After being involved in a car accident or other emergency, ambulance services may be necessary.  Though, many people are not prepared to receive such a large EMS bill. A short ride in an ambulance could end up costing hundreds or even thousands of dollars. Two of the many factors that play into your potential EMS bill include: the amount your insurance company agrees to cover, and the type of response sent.

Insurance companies vary on nearly every medical bill, including ambulance transportation. The amount your insurance company is willing to pay and the amount the EMS company will bill, determines how much you are going to be stuck paying. If your insurance company has an agreement with a certain provider, that could lower your out of pocket fee. Medical billing experts recommend pricing it out with the provider and your insurer before an emergency, though that is not also possible.


The type of response sent to your accident, will determine the base charge. Due to variances in health and insurance costs in different regions, base charges will also vary. Though, according to Indianapolis Emergency Medical Services, there are two types of service teams; Basic Life Support and Advanced Life Support. BLS crews respond with an EMT, who can provide basic-level life support. While ALS crews include a paramedic, who can provide advanced pre-hospital life support. The base pay for BLS is 2,000 and around 2,300 for ALS. In addition to the base charges, patients are likely billed a per mile cost. The type of crew responding depends on the 911 call.

Base Charge

Even if you ride in an ambulance and essentially no care is provided, you will still be billed. In addition to the cost of having an ambulance stocked and ready to respond to an emergency call, the base charge pays for a long list of things; labor, equipment, vehicle maintenance, education, to name a few. Indianapolis EMS does not receive tax dollars, so billing is key to their operation. The bill you receive also is used to balance what others do not pay. According to The Indy Channel, IEMS provides $150 million worth of services a year, but only receives approximately $36 million in payments. Also, those who are uninsured are offered a 50% discount, though other research suggests the amount is rarely paid in full, if at all.

If you believe you are overcharged it is suggested to check the medical codes on your bill to make sure they match services you received.

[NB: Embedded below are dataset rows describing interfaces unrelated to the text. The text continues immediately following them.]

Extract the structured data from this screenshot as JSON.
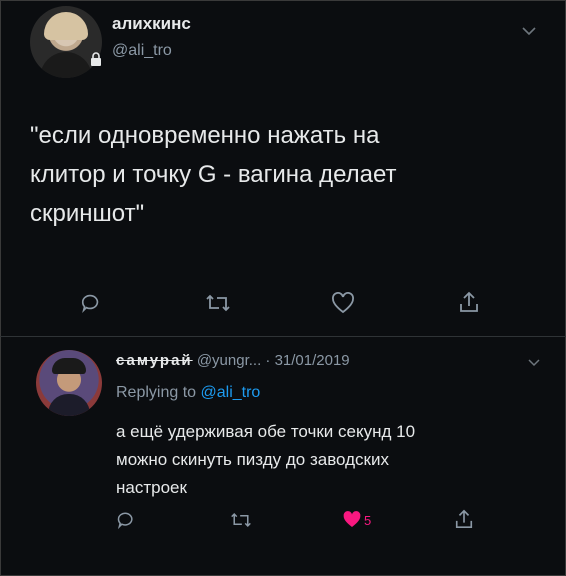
{
  "tweet": {
    "author_name": "алихкинс",
    "author_handle": "@ali_tro",
    "text": "\"если одновременно нажать на\nклитор и точку G - вагина делает\nскриншот\""
  },
  "reply": {
    "author_name": "самурай",
    "handle_date": "@yungr... · 31/01/2019",
    "replying_label": "Replying to",
    "replying_handle": "@ali_tro",
    "text": "а ещё удерживая обе точки секунд 10\nможно скинуть пизду до заводских\nнастроек",
    "like_count": "5"
  },
  "icons": {
    "reply": "reply-icon",
    "retweet": "retweet-icon",
    "like": "heart-icon",
    "share": "share-icon",
    "menu": "chevron-down-icon",
    "protected": "lock-icon"
  },
  "colors": {
    "background": "#0b0d10",
    "accent": "#1d9bf0",
    "like": "#f91880",
    "muted": "#8b98a5"
  }
}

If the bill is accurate, you can call the provider and try to negotiate or explain a financial hardship; but be prepared, EMS bills are large in every region of the U.S. If you are involved in a car accident, find a personal injury attorney that will fight for compensation – so you won’t be stuck paying a massive ambulance bill